Santonian | Campanian | Maastrichtian

Simple English

File:MERS (1).JPG
Chalk cliff of Mers-les-Bains, at high tide. You can just see slanting dark lines on the chalk: these are formed by lines of flint, the only other constituent of chalk.

The Upper Cretaceous was a period in Earth history, from 100 to 65 million years ago. The Cretaceous is traditionally divided into Lower Cretaceous (early), and Upper Cretaceous (late), because of the different rocks.

The rocks reflect the conditions in which they were formed as sediment.

The Upper Cretaceous is the chalk. It is composed of countless millions of calcareous (CaCO3) plates called coccoliths. They are so small they can only just be seen with a light microscope; details require an electron microscope. The plates are formed by single-celled planktonic algae called coccolithophores, and were laid down in the off-shore seas.

The only other rock found in chalk is the flint, which is siliceous (silica, SiO2). This derives from those algae and animals which have skeletons of silica.

The Cretaceous was the last period when dinosaurs were the dominant land animals. Triceratops, Tyrannosaurus and Velociraptor lived at this time. The huge Mosasaurus was the dominant marine predator. In the Cretaceous period, birds became more diverse. Flowering plants developed more, and became the dominant plants on land.

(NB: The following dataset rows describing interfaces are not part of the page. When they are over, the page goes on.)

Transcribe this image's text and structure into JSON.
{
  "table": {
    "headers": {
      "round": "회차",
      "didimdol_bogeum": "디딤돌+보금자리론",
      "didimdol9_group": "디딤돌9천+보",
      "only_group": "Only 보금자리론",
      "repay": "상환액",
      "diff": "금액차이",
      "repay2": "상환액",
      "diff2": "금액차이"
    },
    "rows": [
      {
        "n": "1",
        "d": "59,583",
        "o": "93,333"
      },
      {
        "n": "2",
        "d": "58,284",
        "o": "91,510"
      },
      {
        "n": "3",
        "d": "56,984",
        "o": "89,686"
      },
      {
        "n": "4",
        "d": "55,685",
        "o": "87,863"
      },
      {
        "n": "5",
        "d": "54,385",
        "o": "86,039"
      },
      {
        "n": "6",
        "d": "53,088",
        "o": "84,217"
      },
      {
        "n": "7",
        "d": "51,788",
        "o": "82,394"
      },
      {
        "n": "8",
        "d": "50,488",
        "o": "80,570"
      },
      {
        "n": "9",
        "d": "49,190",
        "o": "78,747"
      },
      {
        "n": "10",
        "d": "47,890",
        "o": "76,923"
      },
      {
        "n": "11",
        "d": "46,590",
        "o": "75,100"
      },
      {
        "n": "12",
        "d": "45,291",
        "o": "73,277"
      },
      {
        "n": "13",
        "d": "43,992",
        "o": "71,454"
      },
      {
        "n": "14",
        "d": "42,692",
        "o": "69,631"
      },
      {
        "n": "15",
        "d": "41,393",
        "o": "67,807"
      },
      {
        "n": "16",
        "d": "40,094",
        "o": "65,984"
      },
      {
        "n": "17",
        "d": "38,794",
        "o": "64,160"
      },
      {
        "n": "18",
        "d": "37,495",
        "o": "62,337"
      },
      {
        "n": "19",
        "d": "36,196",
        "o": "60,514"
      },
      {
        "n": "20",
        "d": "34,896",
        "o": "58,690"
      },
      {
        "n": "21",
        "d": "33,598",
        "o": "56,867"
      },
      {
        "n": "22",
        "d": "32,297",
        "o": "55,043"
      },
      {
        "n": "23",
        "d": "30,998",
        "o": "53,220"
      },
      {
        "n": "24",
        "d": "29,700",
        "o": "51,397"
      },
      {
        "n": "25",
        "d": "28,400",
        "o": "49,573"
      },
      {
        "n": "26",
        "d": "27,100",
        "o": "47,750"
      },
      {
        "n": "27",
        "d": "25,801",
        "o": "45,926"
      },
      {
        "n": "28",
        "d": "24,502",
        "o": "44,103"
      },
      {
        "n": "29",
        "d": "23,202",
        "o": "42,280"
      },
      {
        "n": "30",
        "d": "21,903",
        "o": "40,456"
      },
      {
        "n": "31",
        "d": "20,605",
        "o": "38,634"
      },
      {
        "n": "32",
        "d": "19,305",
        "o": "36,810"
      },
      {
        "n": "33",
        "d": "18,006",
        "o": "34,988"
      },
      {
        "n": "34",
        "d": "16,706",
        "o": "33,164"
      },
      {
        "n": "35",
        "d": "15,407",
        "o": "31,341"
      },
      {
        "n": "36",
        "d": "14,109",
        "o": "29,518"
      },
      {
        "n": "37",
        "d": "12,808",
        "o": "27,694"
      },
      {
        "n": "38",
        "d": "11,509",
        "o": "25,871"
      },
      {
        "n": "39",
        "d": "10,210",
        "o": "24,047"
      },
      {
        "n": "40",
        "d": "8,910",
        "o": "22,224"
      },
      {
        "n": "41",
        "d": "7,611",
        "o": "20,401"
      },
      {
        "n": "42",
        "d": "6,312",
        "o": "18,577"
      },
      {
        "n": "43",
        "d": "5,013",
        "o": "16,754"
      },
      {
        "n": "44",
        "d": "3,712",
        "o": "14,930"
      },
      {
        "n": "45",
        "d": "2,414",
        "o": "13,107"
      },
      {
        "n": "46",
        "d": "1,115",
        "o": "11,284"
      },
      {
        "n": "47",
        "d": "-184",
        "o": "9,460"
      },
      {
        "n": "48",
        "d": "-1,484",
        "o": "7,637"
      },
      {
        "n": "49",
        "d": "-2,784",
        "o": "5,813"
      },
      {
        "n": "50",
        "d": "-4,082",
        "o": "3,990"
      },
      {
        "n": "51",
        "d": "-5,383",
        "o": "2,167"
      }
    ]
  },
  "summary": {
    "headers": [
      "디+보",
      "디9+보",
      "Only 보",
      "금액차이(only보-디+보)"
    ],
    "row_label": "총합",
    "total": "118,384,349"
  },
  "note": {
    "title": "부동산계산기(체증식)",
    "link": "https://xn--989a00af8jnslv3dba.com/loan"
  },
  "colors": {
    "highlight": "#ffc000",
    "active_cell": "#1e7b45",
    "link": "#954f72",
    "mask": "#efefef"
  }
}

The Upper Cretaceous ended with the K/T extinction event.


Advertisements






Got something to say? Make a comment.
Your name
Your email address
Message